[REQUIRED ACTION] Scan the listing for the word "else", and copy out each line where it is found.

***

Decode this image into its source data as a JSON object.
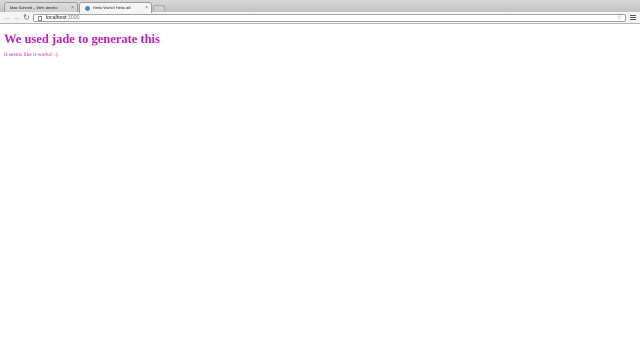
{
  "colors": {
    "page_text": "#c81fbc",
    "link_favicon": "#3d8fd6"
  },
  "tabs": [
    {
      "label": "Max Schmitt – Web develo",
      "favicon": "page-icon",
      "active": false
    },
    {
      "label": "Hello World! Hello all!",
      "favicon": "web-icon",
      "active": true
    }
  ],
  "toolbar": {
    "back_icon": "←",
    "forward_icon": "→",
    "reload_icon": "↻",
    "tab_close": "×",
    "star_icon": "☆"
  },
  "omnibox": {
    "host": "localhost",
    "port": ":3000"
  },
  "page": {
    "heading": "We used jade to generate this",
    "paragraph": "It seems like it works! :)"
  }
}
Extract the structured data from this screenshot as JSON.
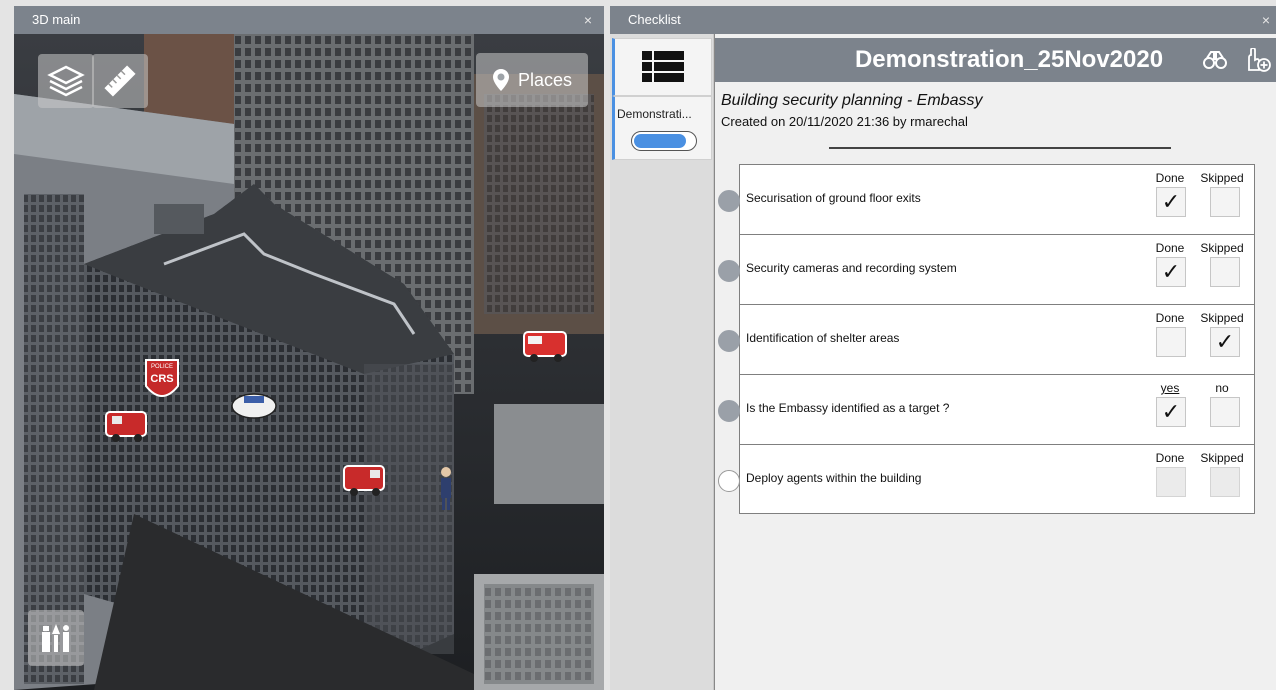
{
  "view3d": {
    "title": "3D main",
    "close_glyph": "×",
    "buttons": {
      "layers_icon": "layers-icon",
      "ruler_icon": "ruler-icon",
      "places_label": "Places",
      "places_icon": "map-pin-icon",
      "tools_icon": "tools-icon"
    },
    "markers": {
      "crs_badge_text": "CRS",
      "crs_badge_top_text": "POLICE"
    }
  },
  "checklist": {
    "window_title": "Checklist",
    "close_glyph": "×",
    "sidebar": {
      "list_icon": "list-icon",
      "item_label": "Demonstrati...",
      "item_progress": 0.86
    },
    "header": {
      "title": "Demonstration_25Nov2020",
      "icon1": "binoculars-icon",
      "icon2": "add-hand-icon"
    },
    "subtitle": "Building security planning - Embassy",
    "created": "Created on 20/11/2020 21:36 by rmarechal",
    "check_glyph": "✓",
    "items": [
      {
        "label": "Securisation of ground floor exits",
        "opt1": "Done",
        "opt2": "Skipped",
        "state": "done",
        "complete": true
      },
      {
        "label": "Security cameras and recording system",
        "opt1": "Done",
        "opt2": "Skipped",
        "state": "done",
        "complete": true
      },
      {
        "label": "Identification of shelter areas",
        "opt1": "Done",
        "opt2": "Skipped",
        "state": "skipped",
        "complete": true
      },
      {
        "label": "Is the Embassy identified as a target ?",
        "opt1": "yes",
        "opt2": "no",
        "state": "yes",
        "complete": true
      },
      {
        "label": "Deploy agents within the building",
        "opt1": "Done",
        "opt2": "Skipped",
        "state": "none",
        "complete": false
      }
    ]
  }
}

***

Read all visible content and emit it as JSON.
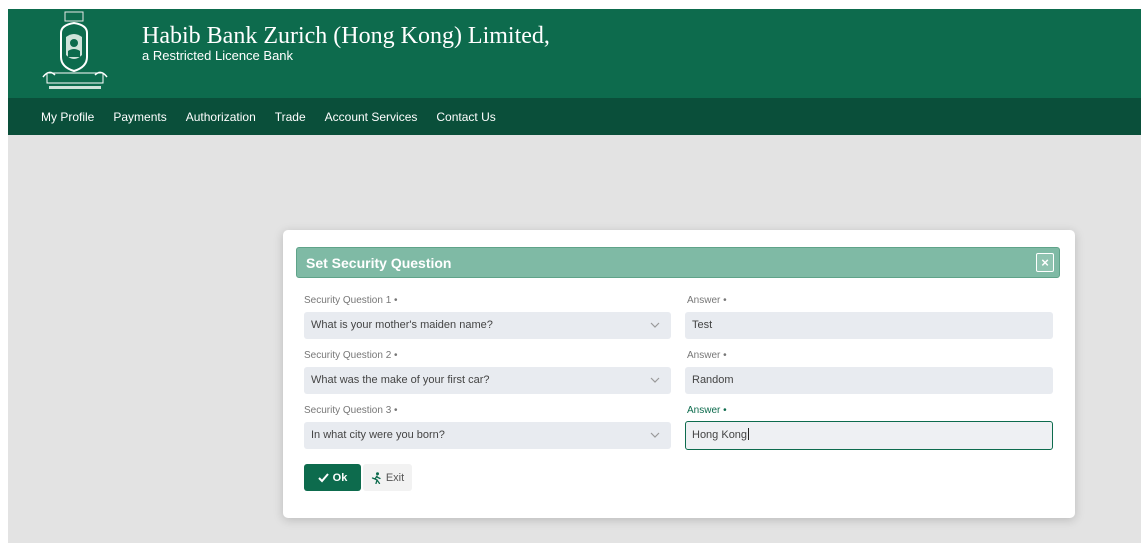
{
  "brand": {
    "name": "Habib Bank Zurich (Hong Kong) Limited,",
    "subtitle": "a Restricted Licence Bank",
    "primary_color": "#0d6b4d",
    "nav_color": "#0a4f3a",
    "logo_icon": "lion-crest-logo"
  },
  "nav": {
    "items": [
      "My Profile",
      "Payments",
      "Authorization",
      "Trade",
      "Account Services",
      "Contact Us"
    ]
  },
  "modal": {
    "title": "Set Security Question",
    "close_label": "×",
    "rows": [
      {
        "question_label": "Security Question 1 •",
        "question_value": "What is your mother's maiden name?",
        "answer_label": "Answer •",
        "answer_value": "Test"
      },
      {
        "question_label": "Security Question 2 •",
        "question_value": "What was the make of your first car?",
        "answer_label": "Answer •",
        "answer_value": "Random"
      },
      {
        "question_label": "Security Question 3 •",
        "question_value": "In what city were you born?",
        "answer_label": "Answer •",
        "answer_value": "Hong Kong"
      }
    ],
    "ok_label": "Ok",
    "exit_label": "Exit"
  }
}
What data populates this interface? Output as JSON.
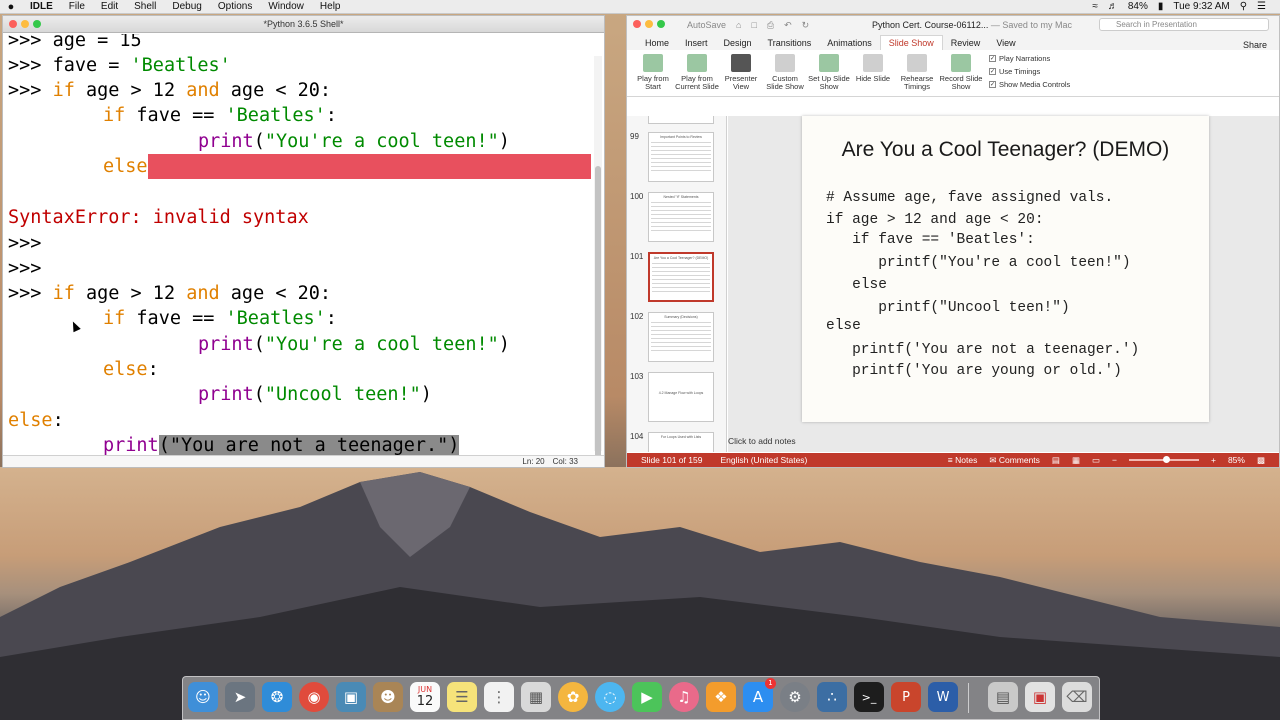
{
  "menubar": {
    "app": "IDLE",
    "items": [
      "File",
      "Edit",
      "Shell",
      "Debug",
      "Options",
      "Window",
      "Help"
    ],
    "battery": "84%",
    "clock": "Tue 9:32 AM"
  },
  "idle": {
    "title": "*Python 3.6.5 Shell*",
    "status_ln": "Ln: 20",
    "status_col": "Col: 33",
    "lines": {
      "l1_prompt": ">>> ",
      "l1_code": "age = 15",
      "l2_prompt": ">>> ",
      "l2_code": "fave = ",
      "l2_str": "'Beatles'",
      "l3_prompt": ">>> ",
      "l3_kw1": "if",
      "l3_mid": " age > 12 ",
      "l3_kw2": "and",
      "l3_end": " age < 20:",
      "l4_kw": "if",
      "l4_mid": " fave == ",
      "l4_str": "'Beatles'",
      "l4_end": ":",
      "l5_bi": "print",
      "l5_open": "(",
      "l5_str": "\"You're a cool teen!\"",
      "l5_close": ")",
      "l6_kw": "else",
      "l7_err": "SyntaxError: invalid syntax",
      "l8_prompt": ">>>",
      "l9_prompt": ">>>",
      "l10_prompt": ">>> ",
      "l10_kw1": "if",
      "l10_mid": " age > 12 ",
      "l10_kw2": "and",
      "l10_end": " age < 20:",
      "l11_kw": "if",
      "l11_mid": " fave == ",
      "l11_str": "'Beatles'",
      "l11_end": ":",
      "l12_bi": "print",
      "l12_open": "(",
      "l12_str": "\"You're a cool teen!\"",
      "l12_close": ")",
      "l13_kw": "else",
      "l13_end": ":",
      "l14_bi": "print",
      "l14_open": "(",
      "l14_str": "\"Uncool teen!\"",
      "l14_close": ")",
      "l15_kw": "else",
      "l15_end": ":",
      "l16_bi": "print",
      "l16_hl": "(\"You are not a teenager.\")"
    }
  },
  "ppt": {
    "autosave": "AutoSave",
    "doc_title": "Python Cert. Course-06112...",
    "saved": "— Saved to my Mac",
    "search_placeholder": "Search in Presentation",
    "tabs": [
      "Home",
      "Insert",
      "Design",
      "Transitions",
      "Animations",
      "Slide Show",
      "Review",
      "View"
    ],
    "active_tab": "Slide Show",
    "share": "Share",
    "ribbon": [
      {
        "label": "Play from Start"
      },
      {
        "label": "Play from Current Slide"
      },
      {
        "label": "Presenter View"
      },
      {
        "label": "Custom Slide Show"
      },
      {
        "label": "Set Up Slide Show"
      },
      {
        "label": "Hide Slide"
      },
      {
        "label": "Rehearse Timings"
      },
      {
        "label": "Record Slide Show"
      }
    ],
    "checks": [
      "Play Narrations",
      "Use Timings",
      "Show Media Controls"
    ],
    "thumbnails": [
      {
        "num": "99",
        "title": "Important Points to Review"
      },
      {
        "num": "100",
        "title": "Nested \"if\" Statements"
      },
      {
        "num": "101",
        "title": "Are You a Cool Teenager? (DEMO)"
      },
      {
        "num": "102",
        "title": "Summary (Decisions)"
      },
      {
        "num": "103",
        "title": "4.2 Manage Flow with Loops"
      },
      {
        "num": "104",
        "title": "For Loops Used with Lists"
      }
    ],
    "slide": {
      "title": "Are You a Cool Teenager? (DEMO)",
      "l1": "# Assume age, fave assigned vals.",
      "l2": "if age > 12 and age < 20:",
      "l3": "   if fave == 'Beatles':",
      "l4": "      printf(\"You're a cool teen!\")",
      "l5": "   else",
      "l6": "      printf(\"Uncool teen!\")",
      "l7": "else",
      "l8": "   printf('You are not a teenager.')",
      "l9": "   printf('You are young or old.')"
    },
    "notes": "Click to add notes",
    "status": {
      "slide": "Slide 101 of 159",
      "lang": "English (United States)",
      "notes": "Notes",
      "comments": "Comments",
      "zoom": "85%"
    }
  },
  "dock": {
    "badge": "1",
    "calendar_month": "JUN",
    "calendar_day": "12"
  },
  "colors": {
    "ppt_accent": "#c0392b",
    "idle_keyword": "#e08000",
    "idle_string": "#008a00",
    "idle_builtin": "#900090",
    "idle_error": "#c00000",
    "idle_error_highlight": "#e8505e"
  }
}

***

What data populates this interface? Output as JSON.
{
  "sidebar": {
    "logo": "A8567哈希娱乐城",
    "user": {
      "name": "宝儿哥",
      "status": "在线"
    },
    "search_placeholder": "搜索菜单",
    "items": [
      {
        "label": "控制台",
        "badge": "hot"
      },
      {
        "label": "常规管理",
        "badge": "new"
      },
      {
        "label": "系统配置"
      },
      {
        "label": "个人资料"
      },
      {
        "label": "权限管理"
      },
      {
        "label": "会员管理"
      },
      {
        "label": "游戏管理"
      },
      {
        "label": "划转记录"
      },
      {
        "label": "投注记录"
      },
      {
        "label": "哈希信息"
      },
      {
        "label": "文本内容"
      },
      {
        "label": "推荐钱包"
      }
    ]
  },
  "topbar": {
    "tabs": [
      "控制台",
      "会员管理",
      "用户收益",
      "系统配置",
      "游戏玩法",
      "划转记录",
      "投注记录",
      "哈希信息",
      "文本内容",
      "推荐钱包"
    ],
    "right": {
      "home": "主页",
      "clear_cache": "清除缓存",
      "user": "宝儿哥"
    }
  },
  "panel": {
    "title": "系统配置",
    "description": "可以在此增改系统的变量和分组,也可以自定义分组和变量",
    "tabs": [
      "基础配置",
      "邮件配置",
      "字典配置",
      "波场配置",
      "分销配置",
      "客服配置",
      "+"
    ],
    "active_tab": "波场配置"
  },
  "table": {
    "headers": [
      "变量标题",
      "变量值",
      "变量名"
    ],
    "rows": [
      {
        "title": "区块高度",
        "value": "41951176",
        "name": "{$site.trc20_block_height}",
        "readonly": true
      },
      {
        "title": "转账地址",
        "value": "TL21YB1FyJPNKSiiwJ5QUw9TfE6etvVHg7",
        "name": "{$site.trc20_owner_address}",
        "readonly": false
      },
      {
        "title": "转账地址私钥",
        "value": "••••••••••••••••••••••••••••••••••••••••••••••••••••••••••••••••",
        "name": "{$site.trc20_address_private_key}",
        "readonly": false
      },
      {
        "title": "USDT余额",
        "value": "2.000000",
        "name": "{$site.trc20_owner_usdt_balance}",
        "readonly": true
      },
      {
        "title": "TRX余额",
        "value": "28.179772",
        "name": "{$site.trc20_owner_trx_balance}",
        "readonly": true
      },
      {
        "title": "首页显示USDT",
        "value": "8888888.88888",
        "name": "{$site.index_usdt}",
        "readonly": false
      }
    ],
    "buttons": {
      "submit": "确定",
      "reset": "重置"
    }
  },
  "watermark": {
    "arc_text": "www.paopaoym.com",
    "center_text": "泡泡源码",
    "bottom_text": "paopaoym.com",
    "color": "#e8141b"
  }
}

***

[ANSWER FOR THE TASK]
      "l6_kw": "else",
      "l13_kw": "else",
      "l15_kw": "else",
      "l5": "   else",
      "l7": "else",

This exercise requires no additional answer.